Top of Provided material

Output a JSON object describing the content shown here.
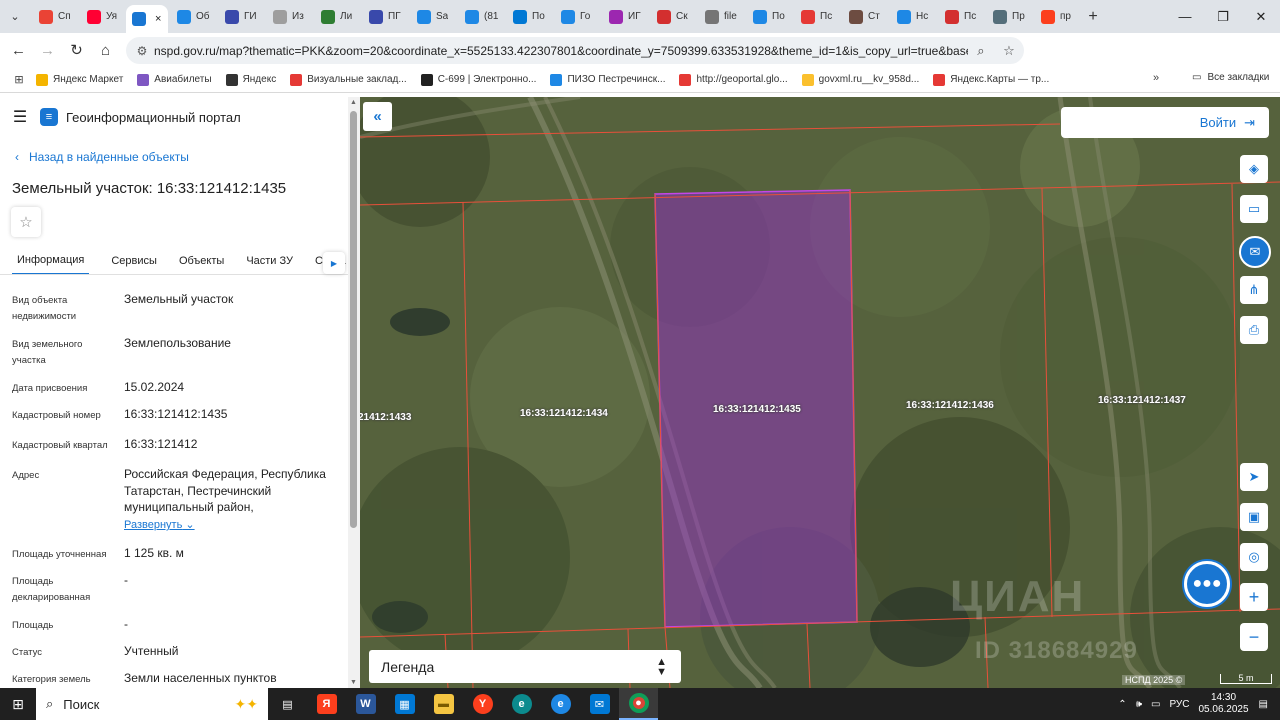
{
  "browser": {
    "tabs": [
      {
        "label": "Сп",
        "icon": "gmail-icon",
        "color": "#ea4335"
      },
      {
        "label": "Уя",
        "icon": "youtube-icon",
        "color": "#ff0033"
      },
      {
        "label": "×",
        "icon": "nspd-icon",
        "color": "#1976d2",
        "active": true
      },
      {
        "label": "Об",
        "icon": "document-icon",
        "color": "#1e88e5"
      },
      {
        "label": "ГИ",
        "icon": "emblem-icon",
        "color": "#3949ab"
      },
      {
        "label": "Из",
        "icon": "doc-icon",
        "color": "#9e9e9e"
      },
      {
        "label": "Ли",
        "icon": "map-icon",
        "color": "#2e7d32"
      },
      {
        "label": "ПГ",
        "icon": "emblem-icon",
        "color": "#3949ab"
      },
      {
        "label": "Sa",
        "icon": "globe-icon",
        "color": "#1e88e5"
      },
      {
        "label": "(81",
        "icon": "mail-icon",
        "color": "#1e88e5"
      },
      {
        "label": "По",
        "icon": "outlook-icon",
        "color": "#0078d4"
      },
      {
        "label": "Го",
        "icon": "document-icon",
        "color": "#1e88e5"
      },
      {
        "label": "ИГ",
        "icon": "podcast-icon",
        "color": "#9c27b0"
      },
      {
        "label": "Ск",
        "icon": "heart-icon",
        "color": "#d32f2f"
      },
      {
        "label": "file",
        "icon": "globe-icon",
        "color": "#757575"
      },
      {
        "label": "По",
        "icon": "document-icon",
        "color": "#1e88e5"
      },
      {
        "label": "Пс",
        "icon": "avito-icon",
        "color": "#e53935"
      },
      {
        "label": "Ст",
        "icon": "avatar-icon",
        "color": "#6d4c41"
      },
      {
        "label": "Нс",
        "icon": "triangle-icon",
        "color": "#1e88e5"
      },
      {
        "label": "Пс",
        "icon": "flag-icon",
        "color": "#d32f2f"
      },
      {
        "label": "Пр",
        "icon": "clock-icon",
        "color": "#546e7a"
      },
      {
        "label": "пр",
        "icon": "yandex-icon",
        "color": "#fc3f1d"
      }
    ],
    "url": "nspd.gov.ru/map?thematic=PKK&zoom=20&coordinate_x=5525133.422307801&coordinate_y=7509399.633531928&theme_id=1&is_copy_url=true&baseLayerId...",
    "bookmarks": [
      {
        "label": "Яндекс Маркет",
        "color": "#f4b400"
      },
      {
        "label": "Авиабилеты",
        "color": "#7e57c2"
      },
      {
        "label": "Яндекс",
        "color": "#333333"
      },
      {
        "label": "Визуальные заклад...",
        "color": "#e53935"
      },
      {
        "label": "С-699 | Электронно...",
        "color": "#212121"
      },
      {
        "label": "ПИЗО Пестречинск...",
        "color": "#1e88e5"
      },
      {
        "label": "http://geoportal.glo...",
        "color": "#e53935"
      },
      {
        "label": "govxml.ru__kv_958d...",
        "color": "#fbc02d"
      },
      {
        "label": "Яндекс.Карты — тр...",
        "color": "#e53935"
      }
    ],
    "all_bookmarks": "Все закладки"
  },
  "panel": {
    "portal_title": "Геоинформационный портал",
    "back_link": "Назад в найденные объекты",
    "object_title": "Земельный участок: 16:33:121412:1435",
    "tabs": [
      "Информация",
      "Сервисы",
      "Объекты",
      "Части ЗУ",
      "Соста"
    ],
    "properties": [
      {
        "key": "Вид объекта недвижимости",
        "value": "Земельный участок"
      },
      {
        "key": "Вид земельного участка",
        "value": "Землепользование"
      },
      {
        "key": "Дата присвоения",
        "value": "15.02.2024"
      },
      {
        "key": "Кадастровый номер",
        "value": "16:33:121412:1435"
      },
      {
        "key": "Кадастровый квартал",
        "value": "16:33:121412"
      },
      {
        "key": "Адрес",
        "value": "Российская Федерация, Республика Татарстан, Пестречинский муниципальный район,"
      },
      {
        "key": "Площадь уточненная",
        "value": "1 125 кв. м"
      },
      {
        "key": "Площадь декларированная",
        "value": "-"
      },
      {
        "key": "Площадь",
        "value": "-"
      },
      {
        "key": "Статус",
        "value": "Учтенный"
      },
      {
        "key": "Категория земель",
        "value": "Земли населенных пунктов"
      }
    ],
    "expand_label": "Развернуть"
  },
  "map": {
    "login_label": "Войти",
    "legend_label": "Легенда",
    "attribution": "НСПД 2025 ©",
    "scale": "5 m",
    "watermark": "ЦИАН",
    "watermark_id": "ID 318684929",
    "parcels": [
      "21412:1433",
      "16:33:121412:1434",
      "16:33:121412:1435",
      "16:33:121412:1436",
      "16:33:121412:1437"
    ],
    "selected_parcel_color": "#9b2bd6",
    "boundary_color": "#e8503a"
  },
  "taskbar": {
    "search_label": "Поиск",
    "language": "РУС",
    "time": "14:30",
    "date": "05.06.2025"
  }
}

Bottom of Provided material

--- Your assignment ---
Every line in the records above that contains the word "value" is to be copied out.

--- Answer to this problem ---
        "value": "Земельный участок"
        "value": "Землепользование"
        "value": "15.02.2024"
        "value": "16:33:121412:1435"
        "value": "16:33:121412"
        "value": "Российская Федерация, Республика Татарстан, Пестречинский муниципальный район,"
        "value": "1 125 кв. м"
        "value": "-"
        "value": "-"
        "value": "Учтенный"
        "value": "Земли населенных пунктов"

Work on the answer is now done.